■ **WHAT NEEDS TO BE DONE**
Reproduce the records below exactly; the images should not appear.

■ **GIVEN DATA**
══════
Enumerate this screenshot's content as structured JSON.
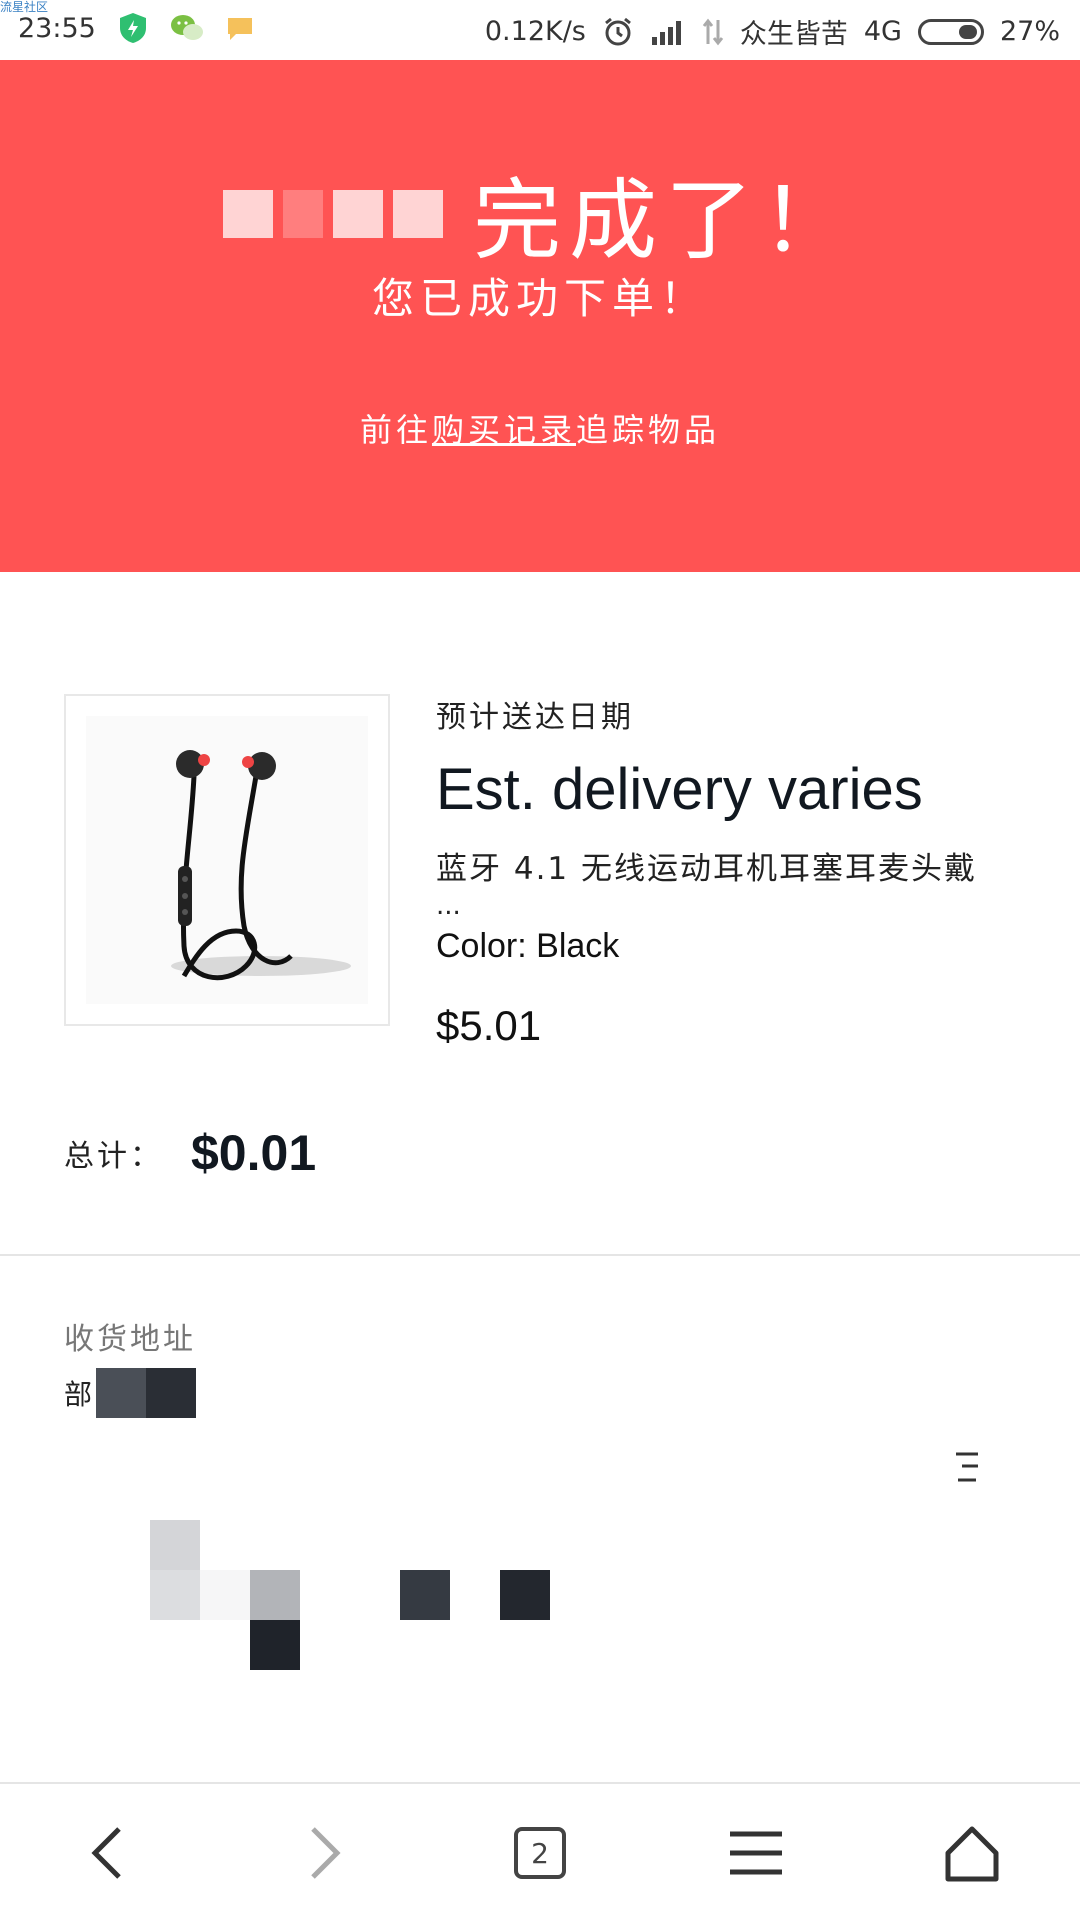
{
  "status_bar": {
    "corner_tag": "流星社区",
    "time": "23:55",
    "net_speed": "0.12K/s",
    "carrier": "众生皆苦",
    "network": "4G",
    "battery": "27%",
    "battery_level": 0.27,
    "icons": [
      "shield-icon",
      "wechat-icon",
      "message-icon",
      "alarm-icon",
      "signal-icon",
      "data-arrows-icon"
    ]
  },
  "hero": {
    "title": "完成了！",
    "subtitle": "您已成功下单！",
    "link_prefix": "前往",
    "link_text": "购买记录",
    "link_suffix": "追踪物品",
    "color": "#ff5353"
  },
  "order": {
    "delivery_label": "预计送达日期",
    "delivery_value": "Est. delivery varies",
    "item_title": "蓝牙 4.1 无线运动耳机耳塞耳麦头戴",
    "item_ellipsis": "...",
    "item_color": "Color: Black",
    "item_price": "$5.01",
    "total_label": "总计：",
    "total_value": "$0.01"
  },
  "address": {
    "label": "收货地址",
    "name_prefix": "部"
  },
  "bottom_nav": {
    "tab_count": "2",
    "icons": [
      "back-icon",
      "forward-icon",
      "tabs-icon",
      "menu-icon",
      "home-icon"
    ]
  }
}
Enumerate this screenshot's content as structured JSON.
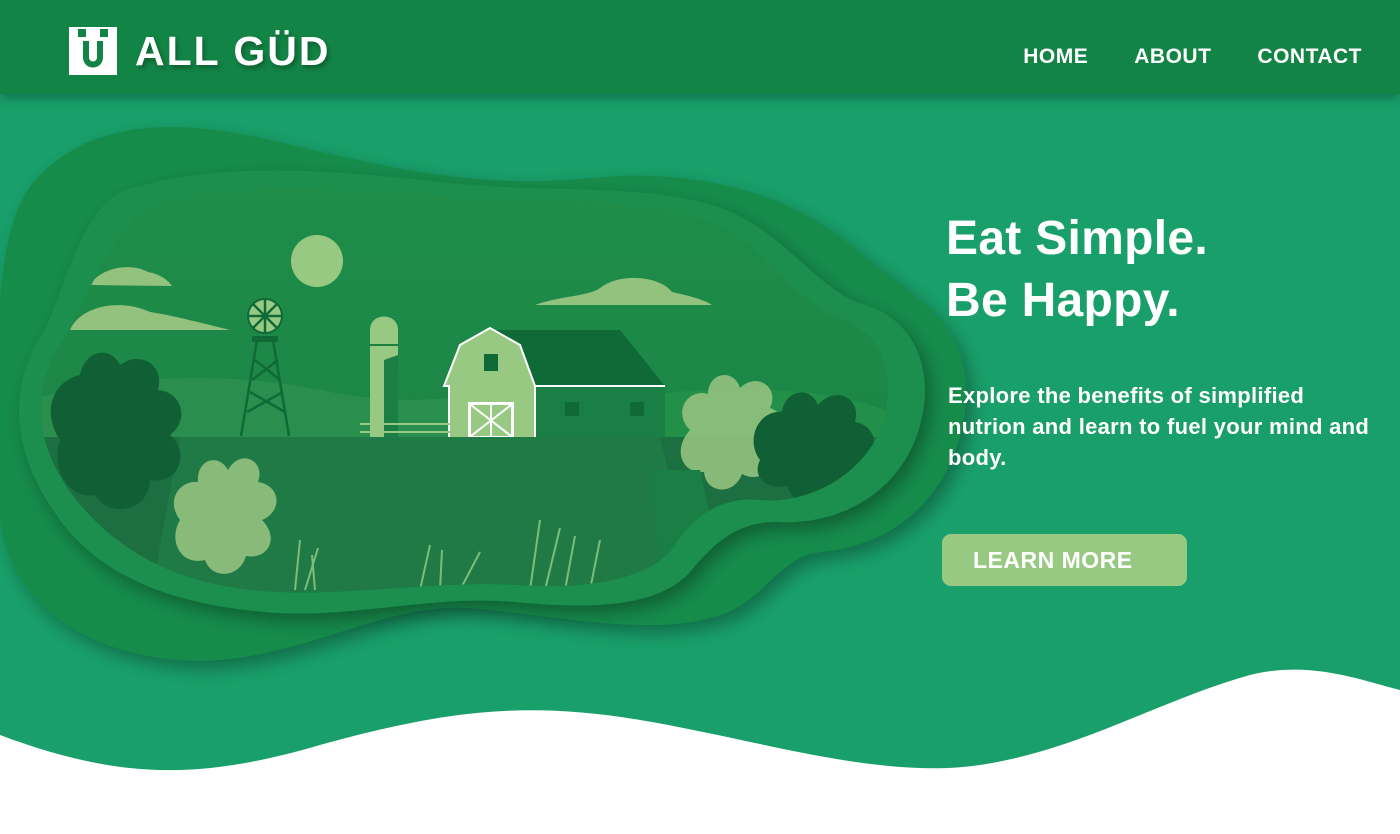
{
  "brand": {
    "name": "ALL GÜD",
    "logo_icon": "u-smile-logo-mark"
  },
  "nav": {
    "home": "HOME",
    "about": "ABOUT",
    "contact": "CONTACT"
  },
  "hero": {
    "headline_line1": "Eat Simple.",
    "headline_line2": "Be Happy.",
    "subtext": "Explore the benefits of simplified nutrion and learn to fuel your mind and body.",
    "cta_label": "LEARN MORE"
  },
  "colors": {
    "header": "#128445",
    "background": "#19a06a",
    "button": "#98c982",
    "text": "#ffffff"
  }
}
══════
■ **SOLUTION FOR THIS PROBLEM**
Enumerate this screenshot's content as structured JSON.
{
  "status_bar": {
    "corner_tag": "流星社区",
    "time": "23:55",
    "net_speed": "0.12K/s",
    "carrier": "众生皆苦",
    "network": "4G",
    "battery": "27%",
    "battery_level": 0.27,
    "icons": [
      "shield-icon",
      "wechat-icon",
      "message-icon",
      "alarm-icon",
      "signal-icon",
      "data-arrows-icon"
    ]
  },
  "hero": {
    "title": "完成了！",
    "subtitle": "您已成功下单！",
    "link_prefix": "前往",
    "link_text": "购买记录",
    "link_suffix": "追踪物品",
    "color": "#ff5353"
  },
  "order": {
    "delivery_label": "预计送达日期",
    "delivery_value": "Est. delivery varies",
    "item_title": "蓝牙 4.1 无线运动耳机耳塞耳麦头戴",
    "item_ellipsis": "...",
    "item_color": "Color: Black",
    "item_price": "$5.01",
    "total_label": "总计：",
    "total_value": "$0.01"
  },
  "address": {
    "label": "收货地址",
    "name_prefix": "部"
  },
  "bottom_nav": {
    "tab_count": "2",
    "icons": [
      "back-icon",
      "forward-icon",
      "tabs-icon",
      "menu-icon",
      "home-icon"
    ]
  }
}
Enumerate this screenshot's content as structured JSON.
{
  "brand": {
    "name": "ALL GÜD",
    "logo_icon": "u-smile-logo-mark"
  },
  "nav": {
    "home": "HOME",
    "about": "ABOUT",
    "contact": "CONTACT"
  },
  "hero": {
    "headline_line1": "Eat Simple.",
    "headline_line2": "Be Happy.",
    "subtext": "Explore the benefits of simplified nutrion and learn to fuel your mind and body.",
    "cta_label": "LEARN MORE"
  },
  "colors": {
    "header": "#128445",
    "background": "#19a06a",
    "button": "#98c982",
    "text": "#ffffff"
  }
}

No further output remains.